Every line with the string "Message" should be copied from the data.
-- SUPPLIED ENTRIES follows --
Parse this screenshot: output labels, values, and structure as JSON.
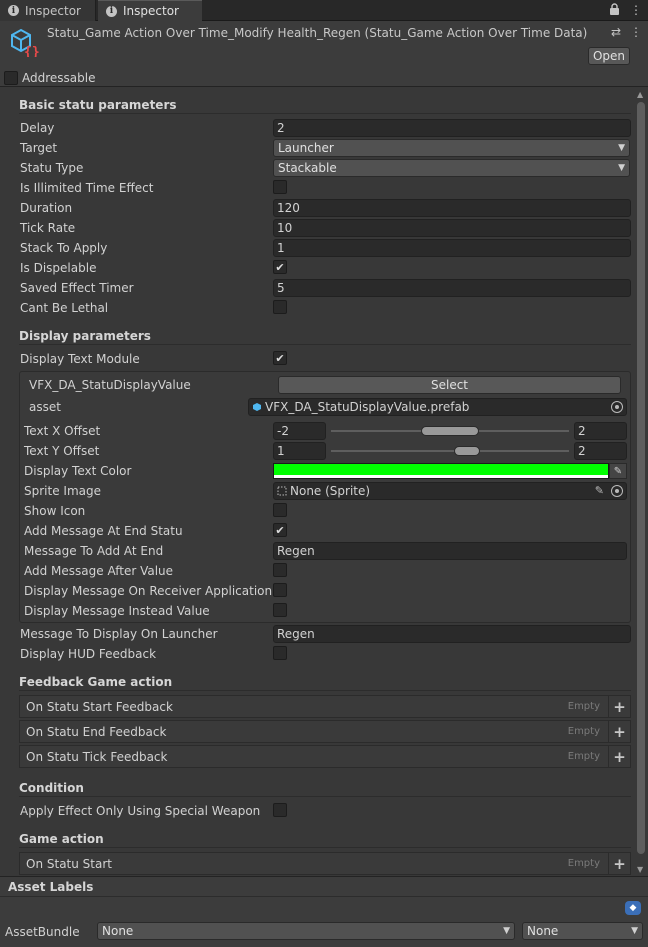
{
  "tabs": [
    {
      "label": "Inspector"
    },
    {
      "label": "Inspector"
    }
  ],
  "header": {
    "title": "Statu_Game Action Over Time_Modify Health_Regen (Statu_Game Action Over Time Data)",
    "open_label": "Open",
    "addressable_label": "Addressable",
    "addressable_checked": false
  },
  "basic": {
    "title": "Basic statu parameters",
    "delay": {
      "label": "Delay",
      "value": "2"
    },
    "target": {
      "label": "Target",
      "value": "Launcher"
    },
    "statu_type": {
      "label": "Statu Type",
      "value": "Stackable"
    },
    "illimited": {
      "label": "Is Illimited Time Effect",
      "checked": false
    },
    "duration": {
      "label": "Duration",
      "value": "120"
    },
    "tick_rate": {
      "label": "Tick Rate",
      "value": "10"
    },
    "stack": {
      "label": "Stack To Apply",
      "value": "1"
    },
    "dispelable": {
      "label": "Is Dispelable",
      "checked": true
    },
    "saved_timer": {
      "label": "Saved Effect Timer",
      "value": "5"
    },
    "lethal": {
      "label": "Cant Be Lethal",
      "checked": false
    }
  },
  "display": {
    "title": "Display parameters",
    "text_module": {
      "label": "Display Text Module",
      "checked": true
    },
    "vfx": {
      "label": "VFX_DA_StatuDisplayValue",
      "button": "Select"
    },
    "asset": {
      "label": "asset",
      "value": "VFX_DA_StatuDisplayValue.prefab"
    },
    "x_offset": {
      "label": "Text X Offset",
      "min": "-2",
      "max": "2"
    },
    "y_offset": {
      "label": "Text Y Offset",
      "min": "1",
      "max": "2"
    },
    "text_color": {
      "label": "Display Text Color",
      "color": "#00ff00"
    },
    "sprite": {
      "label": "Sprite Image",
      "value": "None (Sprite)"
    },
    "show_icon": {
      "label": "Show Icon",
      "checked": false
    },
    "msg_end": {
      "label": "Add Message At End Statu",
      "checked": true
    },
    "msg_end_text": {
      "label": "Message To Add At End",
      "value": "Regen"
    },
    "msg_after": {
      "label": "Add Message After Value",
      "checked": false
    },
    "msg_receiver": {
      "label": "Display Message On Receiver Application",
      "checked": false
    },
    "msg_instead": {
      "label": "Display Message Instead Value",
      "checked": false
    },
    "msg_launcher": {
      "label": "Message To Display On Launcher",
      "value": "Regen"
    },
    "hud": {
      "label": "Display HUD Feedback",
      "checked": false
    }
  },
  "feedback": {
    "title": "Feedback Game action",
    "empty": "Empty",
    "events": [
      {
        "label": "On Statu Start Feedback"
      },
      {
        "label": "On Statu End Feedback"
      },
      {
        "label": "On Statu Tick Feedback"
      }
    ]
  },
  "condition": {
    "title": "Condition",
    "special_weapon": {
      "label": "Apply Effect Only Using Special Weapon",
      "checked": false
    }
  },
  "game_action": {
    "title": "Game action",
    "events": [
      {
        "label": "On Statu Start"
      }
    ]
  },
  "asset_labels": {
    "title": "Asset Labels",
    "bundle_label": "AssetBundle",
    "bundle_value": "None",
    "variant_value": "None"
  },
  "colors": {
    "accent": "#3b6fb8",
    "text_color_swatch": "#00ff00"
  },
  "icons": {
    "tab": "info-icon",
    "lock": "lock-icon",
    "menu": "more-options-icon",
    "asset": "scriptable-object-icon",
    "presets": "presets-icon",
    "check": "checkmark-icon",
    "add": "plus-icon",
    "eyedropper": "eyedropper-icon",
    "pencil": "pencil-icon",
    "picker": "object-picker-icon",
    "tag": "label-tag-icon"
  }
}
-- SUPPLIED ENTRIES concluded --
EXERCISE RESPONSE:
      "label": "Add Message At End Statu",
      "label": "Message To Add At End",
      "label": "Add Message After Value",
      "label": "Display Message On Receiver Application",
      "label": "Display Message Instead Value",
      "label": "Message To Display On Launcher",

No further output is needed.